The Financial Times reports that Lahde Capital, a California hedge fund, is the latest firm to be identified in the small group of US funds which have made the single most profitable trade ever by using derivatives to short subprime-linked securities.
According to the newspaper, Lahde Capital, which was only established last year, has now made a return of over 1,000% in 2007. Together, the hedge funds are said to have made around $20bn from the trade, $12bn of which has been bagged by New York-based Paulson & Co.
A deeply troubled Andrew Lahde, the founder of Lahde Capital, told investors in a recent letter that 'our entire banking system is a complete disaster. In my opiniion, nearly every major bank would be insolvent if they marked their assets to market'. Lahde is also said to have mentioned that he will be investing some of his own profits into gold and other precious metals.

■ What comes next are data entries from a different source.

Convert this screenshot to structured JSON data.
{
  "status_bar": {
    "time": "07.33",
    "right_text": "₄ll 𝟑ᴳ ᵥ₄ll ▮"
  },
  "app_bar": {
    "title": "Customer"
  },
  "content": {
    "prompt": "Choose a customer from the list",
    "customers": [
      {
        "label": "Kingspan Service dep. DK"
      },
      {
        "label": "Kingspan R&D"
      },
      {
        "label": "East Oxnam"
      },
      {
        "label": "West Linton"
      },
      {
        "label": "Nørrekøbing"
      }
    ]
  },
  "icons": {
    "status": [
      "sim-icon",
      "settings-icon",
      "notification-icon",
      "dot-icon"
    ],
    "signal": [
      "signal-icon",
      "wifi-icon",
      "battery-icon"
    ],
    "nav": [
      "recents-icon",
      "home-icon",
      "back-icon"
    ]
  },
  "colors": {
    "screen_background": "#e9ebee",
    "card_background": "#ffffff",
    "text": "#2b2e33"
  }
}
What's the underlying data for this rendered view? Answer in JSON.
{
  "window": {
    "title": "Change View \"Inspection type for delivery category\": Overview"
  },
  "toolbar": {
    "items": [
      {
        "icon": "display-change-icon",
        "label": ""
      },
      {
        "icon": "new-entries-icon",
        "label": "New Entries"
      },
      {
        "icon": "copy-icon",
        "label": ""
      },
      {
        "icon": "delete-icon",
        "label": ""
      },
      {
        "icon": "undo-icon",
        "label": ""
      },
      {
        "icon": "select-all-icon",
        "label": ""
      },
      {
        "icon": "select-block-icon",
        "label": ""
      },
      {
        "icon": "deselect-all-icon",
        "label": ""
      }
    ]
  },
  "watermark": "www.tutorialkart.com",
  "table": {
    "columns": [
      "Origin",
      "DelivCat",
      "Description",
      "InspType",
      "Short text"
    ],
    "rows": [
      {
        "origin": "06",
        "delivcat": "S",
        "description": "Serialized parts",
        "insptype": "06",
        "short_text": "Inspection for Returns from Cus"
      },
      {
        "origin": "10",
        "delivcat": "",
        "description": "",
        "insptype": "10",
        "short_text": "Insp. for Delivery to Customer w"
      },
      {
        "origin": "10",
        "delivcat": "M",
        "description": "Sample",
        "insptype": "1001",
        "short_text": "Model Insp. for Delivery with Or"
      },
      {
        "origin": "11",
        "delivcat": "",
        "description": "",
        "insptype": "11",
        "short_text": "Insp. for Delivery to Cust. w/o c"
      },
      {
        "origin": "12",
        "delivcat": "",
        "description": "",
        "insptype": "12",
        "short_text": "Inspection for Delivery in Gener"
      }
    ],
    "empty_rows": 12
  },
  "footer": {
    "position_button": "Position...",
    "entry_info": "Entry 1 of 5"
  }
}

In the meantime, according to Goldman Sachs, hedge funds are shifting their Asian investments out of Japan, because of lower returns and poor corporate governance.
Continuing with more doom and gloom, The Organisation for Ecoomic Cooperaion and Development has now come out and said that the total losses resulting from the US subprime lending debacle could eventually top $300bn. If so, there's significantly more pain to come in the financial markets.
Reuters reports that French investment bank Natixis has said that its exposure to subprime has cost it some $602.6m in the third-quarter.
And The New York Times reports that Commerzbank CEO Klaus-Peter Muller has suggested that banks scored several own goals by the manner in which they have unveiled their subprime-related write-downs. He told the newspaper that 'one of the miseries of the whole story is that we sliced the news on this topic like a salami sausage. The public kept on receiving bad news, which was not a very professional way of handling it'.
Bloomberg reports that Bank of America is to now take the lead to try and get that $80bn SuperSIV fund up-and-running by attracting in smaller firms who will kick in some of the required finance. The fund, which is designed to help restore liquidity in the short term debt markets, was conceived by the bank along with Citi and JPMorgan Chase.
The news agency also reports that Barclays has come out and indicated that its 2007 pretax profit will come out broadly in line with analyst estimates at around $14.7bn. Profit will therefore be little changed from 2006, basically due to writedowns taken by investment banking arm Barclays Capital.
Finally, The New York Post reports that the next 'shoe to drop' in the financial markets will most likely be 'the painful decline' in the value of hundreds of billions of dollars worth of triple-A rated bond issues backed by mortgages and similar assets.